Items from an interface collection
'''
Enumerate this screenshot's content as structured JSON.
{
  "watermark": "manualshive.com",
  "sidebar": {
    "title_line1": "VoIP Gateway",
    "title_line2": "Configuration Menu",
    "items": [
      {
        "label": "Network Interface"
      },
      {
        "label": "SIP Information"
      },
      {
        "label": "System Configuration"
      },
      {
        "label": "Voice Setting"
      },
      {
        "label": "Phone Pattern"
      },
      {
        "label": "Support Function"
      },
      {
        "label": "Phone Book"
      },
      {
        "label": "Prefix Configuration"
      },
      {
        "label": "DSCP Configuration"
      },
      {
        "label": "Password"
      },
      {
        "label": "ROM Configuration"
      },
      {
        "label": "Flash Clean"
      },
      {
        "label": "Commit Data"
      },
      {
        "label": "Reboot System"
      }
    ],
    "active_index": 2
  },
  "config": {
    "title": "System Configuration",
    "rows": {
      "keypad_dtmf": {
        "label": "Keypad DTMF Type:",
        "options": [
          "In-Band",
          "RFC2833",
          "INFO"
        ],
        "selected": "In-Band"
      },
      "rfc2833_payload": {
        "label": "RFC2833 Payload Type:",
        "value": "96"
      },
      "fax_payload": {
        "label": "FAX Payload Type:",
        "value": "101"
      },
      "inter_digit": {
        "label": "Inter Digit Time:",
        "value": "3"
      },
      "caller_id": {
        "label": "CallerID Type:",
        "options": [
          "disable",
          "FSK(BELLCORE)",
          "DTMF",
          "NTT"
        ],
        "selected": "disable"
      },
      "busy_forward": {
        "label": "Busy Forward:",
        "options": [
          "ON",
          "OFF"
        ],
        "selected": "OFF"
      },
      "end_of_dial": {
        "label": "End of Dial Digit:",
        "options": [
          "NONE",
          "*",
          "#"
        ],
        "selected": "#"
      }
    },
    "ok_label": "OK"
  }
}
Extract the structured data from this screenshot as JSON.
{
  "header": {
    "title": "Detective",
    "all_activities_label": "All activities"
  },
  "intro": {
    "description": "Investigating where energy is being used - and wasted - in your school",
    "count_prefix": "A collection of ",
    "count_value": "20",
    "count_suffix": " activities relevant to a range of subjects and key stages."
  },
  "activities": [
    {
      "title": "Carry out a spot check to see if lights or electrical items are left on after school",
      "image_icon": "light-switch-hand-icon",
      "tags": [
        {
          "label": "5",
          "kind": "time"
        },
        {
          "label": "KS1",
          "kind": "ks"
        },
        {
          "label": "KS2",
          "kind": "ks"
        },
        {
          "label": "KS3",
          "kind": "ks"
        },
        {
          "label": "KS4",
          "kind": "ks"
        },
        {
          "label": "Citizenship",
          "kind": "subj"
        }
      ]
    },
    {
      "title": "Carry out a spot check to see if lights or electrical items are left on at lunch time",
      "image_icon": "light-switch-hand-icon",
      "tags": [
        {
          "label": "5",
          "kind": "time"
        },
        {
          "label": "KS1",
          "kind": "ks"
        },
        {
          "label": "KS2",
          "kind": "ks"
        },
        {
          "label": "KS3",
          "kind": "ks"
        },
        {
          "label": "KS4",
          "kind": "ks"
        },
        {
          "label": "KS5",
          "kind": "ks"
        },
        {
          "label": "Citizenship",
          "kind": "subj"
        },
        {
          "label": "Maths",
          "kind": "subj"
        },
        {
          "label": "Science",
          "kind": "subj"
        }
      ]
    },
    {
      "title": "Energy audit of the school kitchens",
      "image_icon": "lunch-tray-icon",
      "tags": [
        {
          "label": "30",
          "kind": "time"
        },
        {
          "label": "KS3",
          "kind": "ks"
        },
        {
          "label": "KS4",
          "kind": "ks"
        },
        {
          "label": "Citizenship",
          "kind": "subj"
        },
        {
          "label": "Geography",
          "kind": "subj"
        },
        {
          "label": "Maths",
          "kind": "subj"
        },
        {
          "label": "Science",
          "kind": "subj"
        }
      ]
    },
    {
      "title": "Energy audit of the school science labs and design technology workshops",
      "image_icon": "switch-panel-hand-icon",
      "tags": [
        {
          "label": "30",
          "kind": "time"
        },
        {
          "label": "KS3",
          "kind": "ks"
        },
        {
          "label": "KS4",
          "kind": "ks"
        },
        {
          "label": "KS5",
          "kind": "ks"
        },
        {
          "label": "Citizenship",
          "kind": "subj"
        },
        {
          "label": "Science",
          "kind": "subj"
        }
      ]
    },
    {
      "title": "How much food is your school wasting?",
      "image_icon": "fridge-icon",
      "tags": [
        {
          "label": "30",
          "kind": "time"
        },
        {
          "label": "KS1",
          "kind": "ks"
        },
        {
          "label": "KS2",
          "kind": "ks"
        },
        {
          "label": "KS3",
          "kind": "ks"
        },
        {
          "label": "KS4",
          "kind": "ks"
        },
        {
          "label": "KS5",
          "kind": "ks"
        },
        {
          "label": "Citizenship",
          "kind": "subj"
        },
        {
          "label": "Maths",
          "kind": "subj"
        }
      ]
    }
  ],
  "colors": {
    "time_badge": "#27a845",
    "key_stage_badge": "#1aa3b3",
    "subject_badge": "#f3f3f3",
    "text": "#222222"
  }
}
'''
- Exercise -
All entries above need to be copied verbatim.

- Your response -
Enumerate this screenshot's content as structured JSON.
{
  "watermark": "manualshive.com",
  "sidebar": {
    "title_line1": "VoIP Gateway",
    "title_line2": "Configuration Menu",
    "items": [
      {
        "label": "Network Interface"
      },
      {
        "label": "SIP Information"
      },
      {
        "label": "System Configuration"
      },
      {
        "label": "Voice Setting"
      },
      {
        "label": "Phone Pattern"
      },
      {
        "label": "Support Function"
      },
      {
        "label": "Phone Book"
      },
      {
        "label": "Prefix Configuration"
      },
      {
        "label": "DSCP Configuration"
      },
      {
        "label": "Password"
      },
      {
        "label": "ROM Configuration"
      },
      {
        "label": "Flash Clean"
      },
      {
        "label": "Commit Data"
      },
      {
        "label": "Reboot System"
      }
    ],
    "active_index": 2
  },
  "config": {
    "title": "System Configuration",
    "rows": {
      "keypad_dtmf": {
        "label": "Keypad DTMF Type:",
        "options": [
          "In-Band",
          "RFC2833",
          "INFO"
        ],
        "selected": "In-Band"
      },
      "rfc2833_payload": {
        "label": "RFC2833 Payload Type:",
        "value": "96"
      },
      "fax_payload": {
        "label": "FAX Payload Type:",
        "value": "101"
      },
      "inter_digit": {
        "label": "Inter Digit Time:",
        "value": "3"
      },
      "caller_id": {
        "label": "CallerID Type:",
        "options": [
          "disable",
          "FSK(BELLCORE)",
          "DTMF",
          "NTT"
        ],
        "selected": "disable"
      },
      "busy_forward": {
        "label": "Busy Forward:",
        "options": [
          "ON",
          "OFF"
        ],
        "selected": "OFF"
      },
      "end_of_dial": {
        "label": "End of Dial Digit:",
        "options": [
          "NONE",
          "*",
          "#"
        ],
        "selected": "#"
      }
    },
    "ok_label": "OK"
  }
}
Extract the structured data from this screenshot as JSON.
{
  "header": {
    "title": "Detective",
    "all_activities_label": "All activities"
  },
  "intro": {
    "description": "Investigating where energy is being used - and wasted - in your school",
    "count_prefix": "A collection of ",
    "count_value": "20",
    "count_suffix": " activities relevant to a range of subjects and key stages."
  },
  "activities": [
    {
      "title": "Carry out a spot check to see if lights or electrical items are left on after school",
      "image_icon": "light-switch-hand-icon",
      "tags": [
        {
          "label": "5",
          "kind": "time"
        },
        {
          "label": "KS1",
          "kind": "ks"
        },
        {
          "label": "KS2",
          "kind": "ks"
        },
        {
          "label": "KS3",
          "kind": "ks"
        },
        {
          "label": "KS4",
          "kind": "ks"
        },
        {
          "label": "Citizenship",
          "kind": "subj"
        }
      ]
    },
    {
      "title": "Carry out a spot check to see if lights or electrical items are left on at lunch time",
      "image_icon": "light-switch-hand-icon",
      "tags": [
        {
          "label": "5",
          "kind": "time"
        },
        {
          "label": "KS1",
          "kind": "ks"
        },
        {
          "label": "KS2",
          "kind": "ks"
        },
        {
          "label": "KS3",
          "kind": "ks"
        },
        {
          "label": "KS4",
          "kind": "ks"
        },
        {
          "label": "KS5",
          "kind": "ks"
        },
        {
          "label": "Citizenship",
          "kind": "subj"
        },
        {
          "label": "Maths",
          "kind": "subj"
        },
        {
          "label": "Science",
          "kind": "subj"
        }
      ]
    },
    {
      "title": "Energy audit of the school kitchens",
      "image_icon": "lunch-tray-icon",
      "tags": [
        {
          "label": "30",
          "kind": "time"
        },
        {
          "label": "KS3",
          "kind": "ks"
        },
        {
          "label": "KS4",
          "kind": "ks"
        },
        {
          "label": "Citizenship",
          "kind": "subj"
        },
        {
          "label": "Geography",
          "kind": "subj"
        },
        {
          "label": "Maths",
          "kind": "subj"
        },
        {
          "label": "Science",
          "kind": "subj"
        }
      ]
    },
    {
      "title": "Energy audit of the school science labs and design technology workshops",
      "image_icon": "switch-panel-hand-icon",
      "tags": [
        {
          "label": "30",
          "kind": "time"
        },
        {
          "label": "KS3",
          "kind": "ks"
        },
        {
          "label": "KS4",
          "kind": "ks"
        },
        {
          "label": "KS5",
          "kind": "ks"
        },
        {
          "label": "Citizenship",
          "kind": "subj"
        },
        {
          "label": "Science",
          "kind": "subj"
        }
      ]
    },
    {
      "title": "How much food is your school wasting?",
      "image_icon": "fridge-icon",
      "tags": [
        {
          "label": "30",
          "kind": "time"
        },
        {
          "label": "KS1",
          "kind": "ks"
        },
        {
          "label": "KS2",
          "kind": "ks"
        },
        {
          "label": "KS3",
          "kind": "ks"
        },
        {
          "label": "KS4",
          "kind": "ks"
        },
        {
          "label": "KS5",
          "kind": "ks"
        },
        {
          "label": "Citizenship",
          "kind": "subj"
        },
        {
          "label": "Maths",
          "kind": "subj"
        }
      ]
    }
  ],
  "colors": {
    "time_badge": "#27a845",
    "key_stage_badge": "#1aa3b3",
    "subject_badge": "#f3f3f3",
    "text": "#222222"
  }
}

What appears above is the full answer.